“There are people who go through transitions or very intense bouts of loneliness, versus people who might experience what we call more enduring, but low-grade loneliness for a period of time, even across years sometimes,” she says. “What we do know is that both states are bad for you. What we don’t know is which is worse.”
What makes us more likely to experience loneliness?
Things like your age, lifestyle, relationship status, socioeconomic situation and even ethnic background can impact whether you may experience loneliness.
Griefline, a national not-for-profit, states: “risk factors for loneliness are diverse, spanning social, psychological and cultural contexts. Social risk factors include:
- Bereavement and widowhood
- Recent divorce or separation
- Living with psychiatric disorders
- Poor or declining physical health
- Children moving out of home
- Providing care to others
- Living with a disability

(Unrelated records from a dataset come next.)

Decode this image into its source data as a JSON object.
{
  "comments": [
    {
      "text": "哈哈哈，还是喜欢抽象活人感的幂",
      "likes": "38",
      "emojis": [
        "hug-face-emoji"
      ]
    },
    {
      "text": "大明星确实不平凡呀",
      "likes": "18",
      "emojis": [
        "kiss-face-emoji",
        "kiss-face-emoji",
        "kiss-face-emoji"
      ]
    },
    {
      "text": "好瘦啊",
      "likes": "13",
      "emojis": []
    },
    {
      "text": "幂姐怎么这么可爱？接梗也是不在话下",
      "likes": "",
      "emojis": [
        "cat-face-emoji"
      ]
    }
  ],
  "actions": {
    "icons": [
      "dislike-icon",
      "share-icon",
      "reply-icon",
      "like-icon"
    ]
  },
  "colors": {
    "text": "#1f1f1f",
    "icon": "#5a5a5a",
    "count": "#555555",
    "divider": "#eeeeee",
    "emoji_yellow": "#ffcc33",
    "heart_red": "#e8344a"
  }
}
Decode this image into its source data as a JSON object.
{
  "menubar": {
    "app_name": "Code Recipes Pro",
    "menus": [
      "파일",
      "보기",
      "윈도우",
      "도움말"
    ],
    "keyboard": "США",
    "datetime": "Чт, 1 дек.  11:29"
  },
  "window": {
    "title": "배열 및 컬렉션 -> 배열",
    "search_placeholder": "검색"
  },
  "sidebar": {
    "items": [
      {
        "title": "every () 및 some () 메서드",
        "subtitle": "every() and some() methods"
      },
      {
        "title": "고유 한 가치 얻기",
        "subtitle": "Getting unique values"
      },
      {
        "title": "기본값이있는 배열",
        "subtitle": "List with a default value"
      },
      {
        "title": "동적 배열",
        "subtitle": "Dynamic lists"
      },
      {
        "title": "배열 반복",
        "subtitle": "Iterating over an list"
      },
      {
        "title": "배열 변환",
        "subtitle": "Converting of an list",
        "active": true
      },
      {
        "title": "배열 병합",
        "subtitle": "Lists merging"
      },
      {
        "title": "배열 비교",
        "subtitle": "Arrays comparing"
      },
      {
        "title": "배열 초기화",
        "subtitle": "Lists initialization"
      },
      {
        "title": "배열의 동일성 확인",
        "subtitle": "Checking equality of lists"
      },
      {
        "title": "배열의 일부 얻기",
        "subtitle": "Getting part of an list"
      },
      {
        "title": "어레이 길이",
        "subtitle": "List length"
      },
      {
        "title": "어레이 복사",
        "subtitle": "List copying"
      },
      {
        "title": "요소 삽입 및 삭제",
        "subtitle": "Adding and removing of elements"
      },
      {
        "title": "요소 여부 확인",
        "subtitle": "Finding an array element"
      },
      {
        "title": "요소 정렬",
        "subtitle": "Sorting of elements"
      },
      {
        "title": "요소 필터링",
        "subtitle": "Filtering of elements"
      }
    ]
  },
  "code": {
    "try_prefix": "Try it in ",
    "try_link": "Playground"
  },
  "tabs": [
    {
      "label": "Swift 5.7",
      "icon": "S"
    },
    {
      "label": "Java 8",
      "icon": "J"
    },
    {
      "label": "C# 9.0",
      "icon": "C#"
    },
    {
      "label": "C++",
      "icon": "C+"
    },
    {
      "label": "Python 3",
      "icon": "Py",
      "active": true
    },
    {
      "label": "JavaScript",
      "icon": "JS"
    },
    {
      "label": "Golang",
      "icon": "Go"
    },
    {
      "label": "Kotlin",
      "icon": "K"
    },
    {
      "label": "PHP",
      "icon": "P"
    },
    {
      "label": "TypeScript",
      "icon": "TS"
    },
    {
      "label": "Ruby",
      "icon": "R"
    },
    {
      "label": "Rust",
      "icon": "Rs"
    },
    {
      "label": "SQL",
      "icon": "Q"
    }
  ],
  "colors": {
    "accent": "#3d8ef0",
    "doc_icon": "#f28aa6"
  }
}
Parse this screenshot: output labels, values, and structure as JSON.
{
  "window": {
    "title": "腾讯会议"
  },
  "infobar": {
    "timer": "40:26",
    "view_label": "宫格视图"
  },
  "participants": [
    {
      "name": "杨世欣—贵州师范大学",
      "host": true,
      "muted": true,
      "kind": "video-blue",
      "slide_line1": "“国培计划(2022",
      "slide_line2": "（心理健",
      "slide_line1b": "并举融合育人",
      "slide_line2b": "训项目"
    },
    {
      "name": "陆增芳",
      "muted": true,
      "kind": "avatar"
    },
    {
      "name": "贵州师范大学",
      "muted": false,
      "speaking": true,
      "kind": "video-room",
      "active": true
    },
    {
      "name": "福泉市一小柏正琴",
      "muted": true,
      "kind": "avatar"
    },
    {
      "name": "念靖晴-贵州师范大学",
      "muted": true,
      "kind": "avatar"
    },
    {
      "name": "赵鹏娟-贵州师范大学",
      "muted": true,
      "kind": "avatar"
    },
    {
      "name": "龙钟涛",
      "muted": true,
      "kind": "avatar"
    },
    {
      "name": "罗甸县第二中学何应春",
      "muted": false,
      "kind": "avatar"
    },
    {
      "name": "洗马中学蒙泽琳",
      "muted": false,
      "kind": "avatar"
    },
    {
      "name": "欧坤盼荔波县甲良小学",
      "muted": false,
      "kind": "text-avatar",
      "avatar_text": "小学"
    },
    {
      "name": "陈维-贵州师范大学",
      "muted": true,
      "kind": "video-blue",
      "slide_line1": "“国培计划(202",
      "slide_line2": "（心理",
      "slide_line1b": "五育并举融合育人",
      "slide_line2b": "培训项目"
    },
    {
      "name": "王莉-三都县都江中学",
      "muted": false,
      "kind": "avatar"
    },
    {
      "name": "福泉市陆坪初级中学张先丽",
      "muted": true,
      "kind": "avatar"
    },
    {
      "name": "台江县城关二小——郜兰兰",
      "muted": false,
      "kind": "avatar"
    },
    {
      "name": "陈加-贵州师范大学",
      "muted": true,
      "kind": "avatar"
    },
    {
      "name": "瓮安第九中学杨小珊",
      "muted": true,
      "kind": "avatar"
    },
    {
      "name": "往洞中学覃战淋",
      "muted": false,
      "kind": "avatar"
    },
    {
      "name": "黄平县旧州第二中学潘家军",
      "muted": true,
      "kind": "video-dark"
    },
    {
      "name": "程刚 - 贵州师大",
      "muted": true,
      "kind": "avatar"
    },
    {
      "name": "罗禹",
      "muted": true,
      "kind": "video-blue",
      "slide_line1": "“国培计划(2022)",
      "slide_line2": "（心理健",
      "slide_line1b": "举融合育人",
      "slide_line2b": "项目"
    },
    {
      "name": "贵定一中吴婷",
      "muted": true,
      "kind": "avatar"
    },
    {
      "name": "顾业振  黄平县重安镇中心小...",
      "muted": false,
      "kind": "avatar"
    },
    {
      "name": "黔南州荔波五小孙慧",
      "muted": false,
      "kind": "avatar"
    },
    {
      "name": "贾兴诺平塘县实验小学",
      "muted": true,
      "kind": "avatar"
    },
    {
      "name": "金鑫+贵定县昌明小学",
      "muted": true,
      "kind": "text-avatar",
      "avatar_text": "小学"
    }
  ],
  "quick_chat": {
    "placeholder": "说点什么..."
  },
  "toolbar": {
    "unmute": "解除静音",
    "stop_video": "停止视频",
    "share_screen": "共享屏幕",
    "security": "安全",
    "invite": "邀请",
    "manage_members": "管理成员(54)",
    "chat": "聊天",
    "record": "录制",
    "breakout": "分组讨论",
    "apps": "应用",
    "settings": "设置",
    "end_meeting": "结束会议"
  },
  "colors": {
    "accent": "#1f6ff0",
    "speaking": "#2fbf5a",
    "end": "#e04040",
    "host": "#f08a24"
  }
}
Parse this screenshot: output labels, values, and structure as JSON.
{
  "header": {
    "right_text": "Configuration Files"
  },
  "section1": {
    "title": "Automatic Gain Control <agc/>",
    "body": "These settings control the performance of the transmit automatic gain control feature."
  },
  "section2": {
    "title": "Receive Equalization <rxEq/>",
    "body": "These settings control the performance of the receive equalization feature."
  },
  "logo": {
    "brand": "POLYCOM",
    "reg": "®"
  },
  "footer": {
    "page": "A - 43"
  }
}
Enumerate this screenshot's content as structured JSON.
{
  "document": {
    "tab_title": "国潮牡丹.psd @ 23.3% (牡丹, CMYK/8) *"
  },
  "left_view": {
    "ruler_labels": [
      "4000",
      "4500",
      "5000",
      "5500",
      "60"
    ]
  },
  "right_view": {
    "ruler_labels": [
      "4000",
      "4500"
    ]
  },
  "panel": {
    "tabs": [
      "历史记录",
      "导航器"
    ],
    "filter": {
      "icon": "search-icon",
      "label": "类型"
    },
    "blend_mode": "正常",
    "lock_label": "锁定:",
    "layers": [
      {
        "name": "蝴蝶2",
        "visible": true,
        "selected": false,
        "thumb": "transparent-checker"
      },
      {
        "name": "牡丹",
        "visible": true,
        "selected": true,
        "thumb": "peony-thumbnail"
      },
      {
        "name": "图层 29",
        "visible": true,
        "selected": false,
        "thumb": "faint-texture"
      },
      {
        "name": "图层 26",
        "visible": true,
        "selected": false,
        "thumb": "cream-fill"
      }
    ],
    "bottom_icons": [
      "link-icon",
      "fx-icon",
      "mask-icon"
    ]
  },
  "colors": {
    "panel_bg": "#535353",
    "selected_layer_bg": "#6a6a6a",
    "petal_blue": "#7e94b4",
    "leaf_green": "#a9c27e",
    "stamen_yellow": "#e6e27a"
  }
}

- Socio-economic disadvantage
- Single parenting
- Moving out of home/starting tertiary education
- Living alone
- Having a culturally and linguistically diverse background
- Enforced isolation (e.g. due to the pandemic)
Psychological risk factors also play a part, according to Griefline: “Some of us are more likely to link our loneliness to our inner self. We may be more prone to self-blame or low self-esteem and therefore lack coping skills when it comes to loneliness. Those who lack self-belief can lack the confidence to make friends. And if we have a fixed outlook on life, we’re far less likely to try to improve the situation because we consider our loneliness unchangeable.
“And the way we interpret social experiences makes a difference. We’re much more likely to suffer from loneliness if we’re sensitive to social rejection; inclined to feel like a burden; or are distrustful of others.”
Cultural and socioeconomic factors also impact, says Lim.
“When people stay lonely, it is often because of bigger, larger systemic factors,” says Lim.
“For example, if they don’t have enough money to go out and enjoy social activities, perhaps they live really far away and don’t have access to transport. Perhaps they’re in poor health.
“So sometimes, the people who stay lonely are very much the people who are much more disadvantaged by large, contextual factors that they have no control over.”
Thankfully, there are ways to help yourself, and others, deal with loneliness.